━━━ SUPPLIED DATA

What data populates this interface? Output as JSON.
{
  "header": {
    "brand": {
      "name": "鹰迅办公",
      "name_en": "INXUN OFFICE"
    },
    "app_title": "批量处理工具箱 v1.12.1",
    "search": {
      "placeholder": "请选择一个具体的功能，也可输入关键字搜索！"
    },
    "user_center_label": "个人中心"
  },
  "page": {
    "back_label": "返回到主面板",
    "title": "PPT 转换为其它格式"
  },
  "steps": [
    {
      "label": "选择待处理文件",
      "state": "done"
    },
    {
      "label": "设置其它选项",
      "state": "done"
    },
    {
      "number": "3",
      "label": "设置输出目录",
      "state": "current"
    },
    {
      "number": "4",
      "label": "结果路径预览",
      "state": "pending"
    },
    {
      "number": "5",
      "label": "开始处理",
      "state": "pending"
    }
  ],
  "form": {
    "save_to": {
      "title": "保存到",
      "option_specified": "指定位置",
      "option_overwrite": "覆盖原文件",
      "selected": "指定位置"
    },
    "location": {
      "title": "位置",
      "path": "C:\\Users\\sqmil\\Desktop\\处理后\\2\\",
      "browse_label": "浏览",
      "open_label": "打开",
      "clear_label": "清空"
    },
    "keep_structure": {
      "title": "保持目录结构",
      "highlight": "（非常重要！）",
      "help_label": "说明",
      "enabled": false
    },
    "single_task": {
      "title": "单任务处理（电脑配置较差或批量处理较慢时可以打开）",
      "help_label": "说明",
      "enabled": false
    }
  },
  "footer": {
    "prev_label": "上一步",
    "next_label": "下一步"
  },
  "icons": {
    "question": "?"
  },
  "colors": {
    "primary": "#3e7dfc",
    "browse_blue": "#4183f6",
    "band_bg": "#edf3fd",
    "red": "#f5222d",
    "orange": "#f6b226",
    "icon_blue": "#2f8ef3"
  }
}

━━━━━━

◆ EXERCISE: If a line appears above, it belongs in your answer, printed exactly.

◆ RESPONSE TO THE EXERCISE:
What data populates this interface? Output as JSON.
{
  "header": {
    "brand": {
      "name": "鹰迅办公",
      "name_en": "INXUN OFFICE"
    },
    "app_title": "批量处理工具箱 v1.12.1",
    "search": {
      "placeholder": "请选择一个具体的功能，也可输入关键字搜索！"
    },
    "user_center_label": "个人中心"
  },
  "page": {
    "back_label": "返回到主面板",
    "title": "PPT 转换为其它格式"
  },
  "steps": [
    {
      "label": "选择待处理文件",
      "state": "done"
    },
    {
      "label": "设置其它选项",
      "state": "done"
    },
    {
      "number": "3",
      "label": "设置输出目录",
      "state": "current"
    },
    {
      "number": "4",
      "label": "结果路径预览",
      "state": "pending"
    },
    {
      "number": "5",
      "label": "开始处理",
      "state": "pending"
    }
  ],
  "form": {
    "save_to": {
      "title": "保存到",
      "option_specified": "指定位置",
      "option_overwrite": "覆盖原文件",
      "selected": "指定位置"
    },
    "location": {
      "title": "位置",
      "path": "C:\\Users\\sqmil\\Desktop\\处理后\\2\\",
      "browse_label": "浏览",
      "open_label": "打开",
      "clear_label": "清空"
    },
    "keep_structure": {
      "title": "保持目录结构",
      "highlight": "（非常重要！）",
      "help_label": "说明",
      "enabled": false
    },
    "single_task": {
      "title": "单任务处理（电脑配置较差或批量处理较慢时可以打开）",
      "help_label": "说明",
      "enabled": false
    }
  },
  "footer": {
    "prev_label": "上一步",
    "next_label": "下一步"
  },
  "icons": {
    "question": "?"
  },
  "colors": {
    "primary": "#3e7dfc",
    "browse_blue": "#4183f6",
    "band_bg": "#edf3fd",
    "red": "#f5222d",
    "orange": "#f6b226",
    "icon_blue": "#2f8ef3"
  }
}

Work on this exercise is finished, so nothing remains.